---- DATA TO PROCESS

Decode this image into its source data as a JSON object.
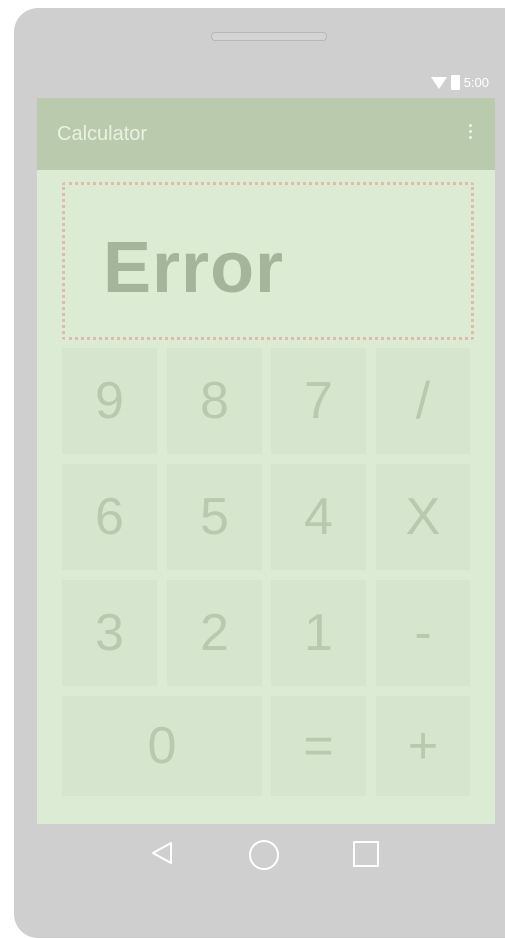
{
  "status_bar": {
    "time": "5:00",
    "icons": [
      "wifi-icon",
      "battery-icon"
    ]
  },
  "app_bar": {
    "title": "Calculator",
    "menu_icon": "overflow-menu-icon"
  },
  "display": {
    "value": "Error"
  },
  "keypad": {
    "rows": [
      [
        "9",
        "8",
        "7",
        "/"
      ],
      [
        "6",
        "5",
        "4",
        "X"
      ],
      [
        "3",
        "2",
        "1",
        "-"
      ],
      [
        "0",
        "=",
        "+"
      ]
    ]
  },
  "nav_bar": {
    "icons": [
      "back-icon",
      "home-icon",
      "recents-icon"
    ]
  },
  "colors": {
    "phone_frame": "#cfcfcf",
    "app_bar": "#b9cbac",
    "content_background": "#dcebd3",
    "key_background": "#d6e5cd",
    "key_text": "#b9c9b0",
    "display_text": "#a5b59b",
    "display_border": "#e3b9aa"
  }
}
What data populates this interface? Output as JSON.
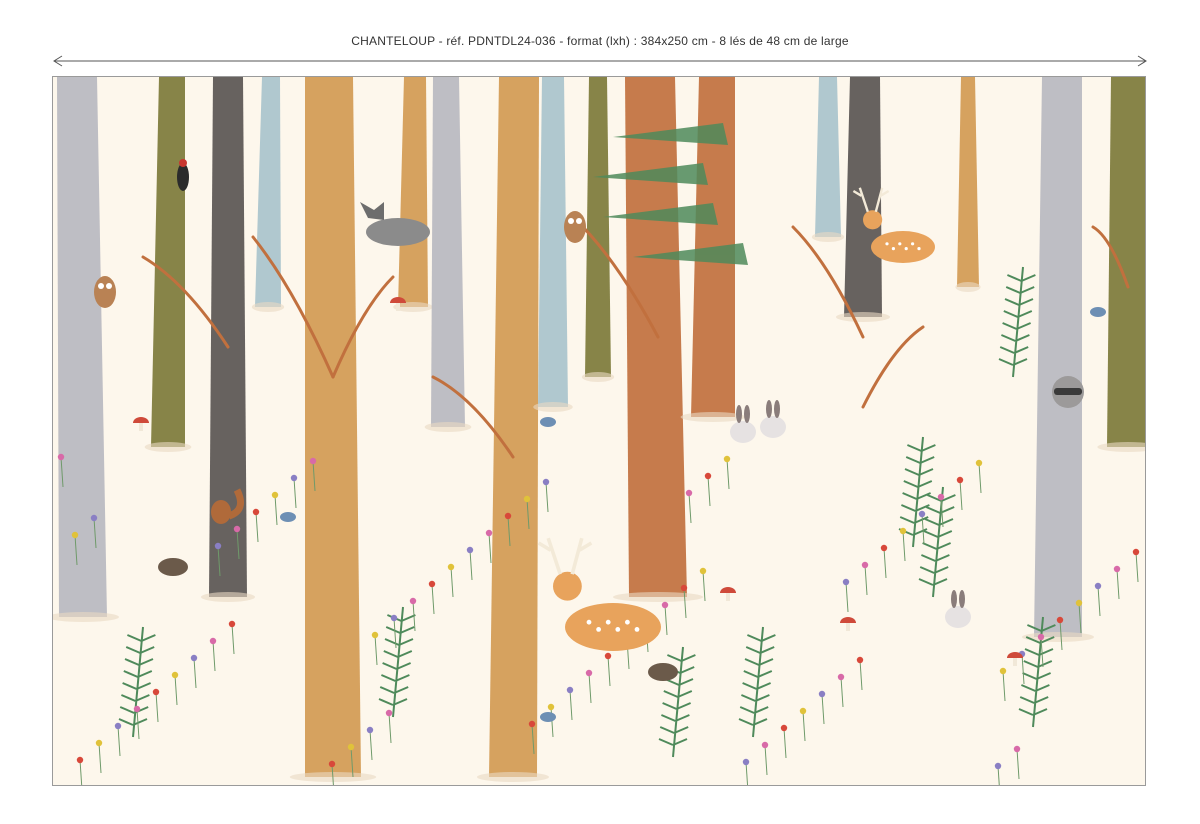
{
  "caption": "CHANTELOUP - réf. PDNTDL24-036 - format (lxh) : 384x250 cm - 8 lés de 48 cm de large",
  "colors": {
    "background": "#fdf7ec",
    "birch": "#b9b8c0",
    "bluegrey": "#a9c3cc",
    "ochre": "#d39a52",
    "rust": "#c1703e",
    "olive": "#7d7a3a",
    "dark": "#5a5552",
    "fern": "#4f8a5b",
    "pink": "#d86aa8",
    "violet": "#8a7fc4"
  },
  "icons": [
    "deer-icon",
    "wolf-icon",
    "owl-icon",
    "woodpecker-icon",
    "rabbit-icon",
    "raccoon-icon",
    "hedgehog-icon",
    "squirrel-icon",
    "mushroom-icon",
    "fern-icon",
    "bird-icon"
  ]
}
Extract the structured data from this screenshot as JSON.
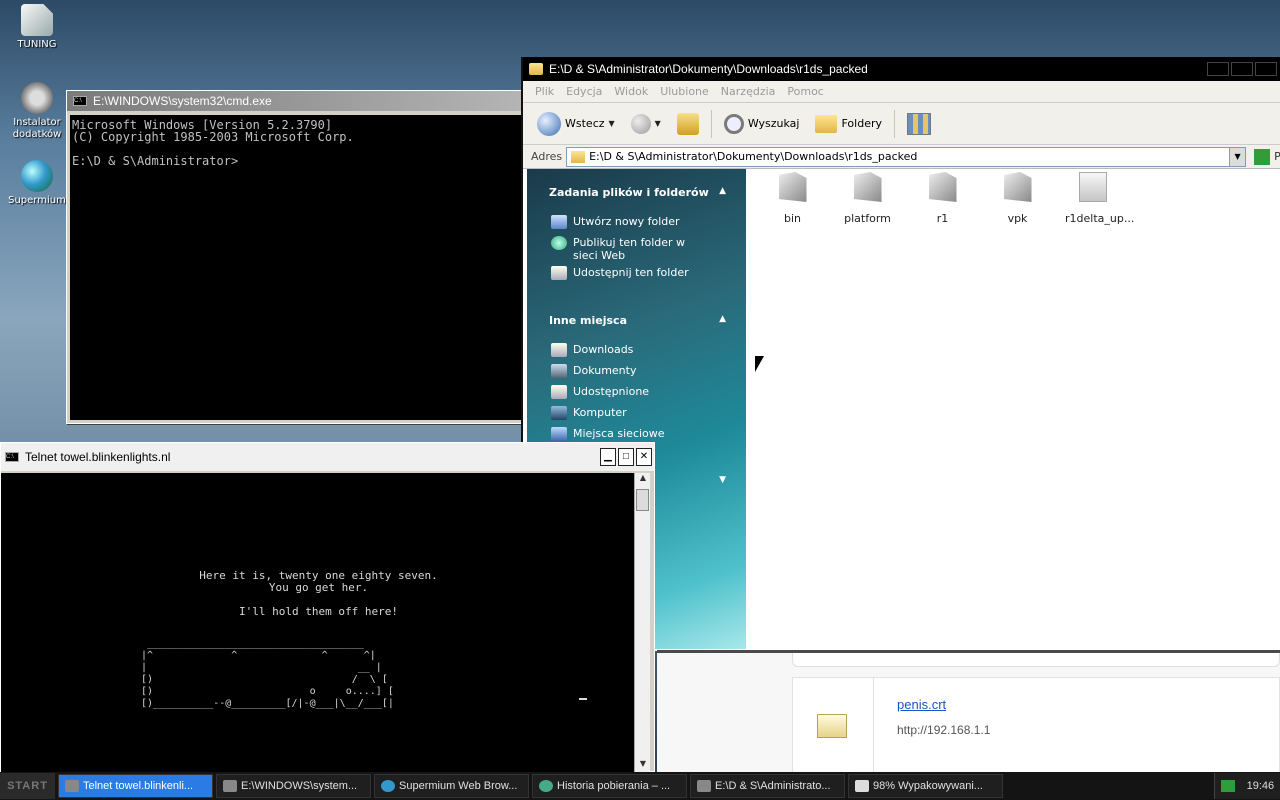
{
  "desktop": {
    "icons": [
      {
        "label": "TUNING"
      },
      {
        "label": "Instalator dodatków"
      },
      {
        "label": "Supermium"
      }
    ]
  },
  "cmd": {
    "title": "E:\\WINDOWS\\system32\\cmd.exe",
    "lines": [
      "Microsoft Windows [Version 5.2.3790]",
      "(C) Copyright 1985-2003 Microsoft Corp.",
      "",
      "E:\\D & S\\Administrator>"
    ]
  },
  "explorer": {
    "title": "E:\\D & S\\Administrator\\Dokumenty\\Downloads\\r1ds_packed",
    "menu": [
      "Plik",
      "Edycja",
      "Widok",
      "Ulubione",
      "Narzędzia",
      "Pomoc"
    ],
    "toolbar": {
      "back": "Wstecz",
      "search": "Wyszukaj",
      "folders": "Foldery"
    },
    "address_label": "Adres",
    "address": "E:\\D & S\\Administrator\\Dokumenty\\Downloads\\r1ds_packed",
    "go_label": "P",
    "tasks": {
      "header": "Zadania plików i folderów",
      "items": [
        "Utwórz nowy folder",
        "Publikuj ten folder w sieci Web",
        "Udostępnij ten folder"
      ]
    },
    "places": {
      "header": "Inne miejsca",
      "items": [
        "Downloads",
        "Dokumenty",
        "Udostępnione",
        "Komputer",
        "Miejsca sieciowe"
      ]
    },
    "files": [
      "bin",
      "platform",
      "r1",
      "vpk",
      "r1delta_up..."
    ]
  },
  "download": {
    "filename": "penis.crt",
    "url": "http://192.168.1.1"
  },
  "telnet": {
    "title": "Telnet towel.blinkenlights.nl",
    "lines": [
      "Here it is, twenty one eighty seven.",
      "You go get her.",
      "I'll hold them off here!"
    ],
    "art": " ____________________________________\n|^             ^              ^      ^|\n|                                   __ |\n[)                                 /  \\ [\n[)                          o     o....] [\n[)__________--@_________[/|-@___|\\__/___[|"
  },
  "taskbar": {
    "start": "START",
    "tasks": [
      {
        "label": "Telnet towel.blinkenli...",
        "active": true
      },
      {
        "label": "E:\\WINDOWS\\system...",
        "active": false
      },
      {
        "label": "Supermium Web Brow...",
        "active": false
      },
      {
        "label": "Historia pobierania – ...",
        "active": false
      },
      {
        "label": "E:\\D & S\\Administrato...",
        "active": false
      },
      {
        "label": "98% Wypakowywani...",
        "active": false
      }
    ],
    "clock": "19:46"
  }
}
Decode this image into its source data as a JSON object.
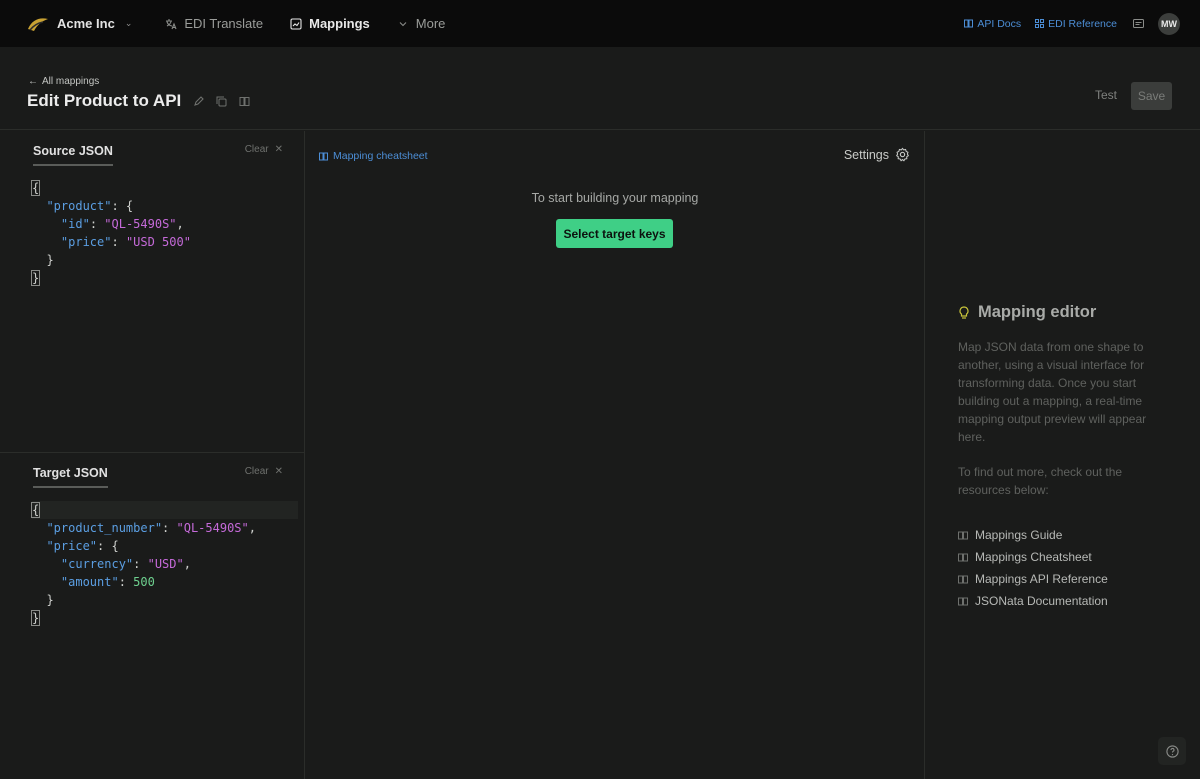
{
  "topbar": {
    "org_name": "Acme Inc",
    "nav": [
      {
        "label": "EDI Translate",
        "icon": "translate-icon"
      },
      {
        "label": "Mappings",
        "icon": "mappings-icon",
        "active": true
      },
      {
        "label": "More",
        "icon": "chevron-down-icon"
      }
    ],
    "api_docs": "API Docs",
    "edi_reference": "EDI Reference",
    "avatar_initials": "MW"
  },
  "header": {
    "back_label": "All mappings",
    "title": "Edit Product to API",
    "test_label": "Test",
    "save_label": "Save"
  },
  "source": {
    "tab": "Source JSON",
    "clear": "Clear",
    "lines": [
      [
        "{"
      ],
      [
        "  ",
        {
          "k": "\"product\""
        },
        ": {"
      ],
      [
        "    ",
        {
          "k": "\"id\""
        },
        ": ",
        {
          "s": "\"QL-5490S\""
        },
        ","
      ],
      [
        "    ",
        {
          "k": "\"price\""
        },
        ": ",
        {
          "s": "\"USD 500\""
        }
      ],
      [
        "  }"
      ],
      [
        "}"
      ]
    ]
  },
  "target": {
    "tab": "Target JSON",
    "clear": "Clear",
    "lines": [
      [
        "{"
      ],
      [
        "  ",
        {
          "k": "\"product_number\""
        },
        ": ",
        {
          "s": "\"QL-5490S\""
        },
        ","
      ],
      [
        "  ",
        {
          "k": "\"price\""
        },
        ": {"
      ],
      [
        "    ",
        {
          "k": "\"currency\""
        },
        ": ",
        {
          "s": "\"USD\""
        },
        ","
      ],
      [
        "    ",
        {
          "k": "\"amount\""
        },
        ": ",
        {
          "n": "500"
        }
      ],
      [
        "  }"
      ],
      [
        "}"
      ]
    ]
  },
  "middle": {
    "cheatsheet_link": "Mapping cheatsheet",
    "settings": "Settings",
    "start_text": "To start building your mapping",
    "select_button": "Select target keys"
  },
  "help": {
    "title": "Mapping editor",
    "description": "Map JSON data from one shape to another, using a visual interface for transforming data. Once you start building out a mapping, a real-time mapping output preview will appear here.",
    "description2": "To find out more, check out the resources below:",
    "resources": [
      "Mappings Guide",
      "Mappings Cheatsheet",
      "Mappings API Reference",
      "JSONata Documentation"
    ]
  },
  "colors": {
    "accent_green": "#3fcf86",
    "link_blue": "#4c8ed6",
    "json_key": "#5b9ee2",
    "json_string": "#c56ad9",
    "json_number": "#6ed18f"
  }
}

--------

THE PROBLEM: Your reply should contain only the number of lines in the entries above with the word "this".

RESPONSE BELOW: 4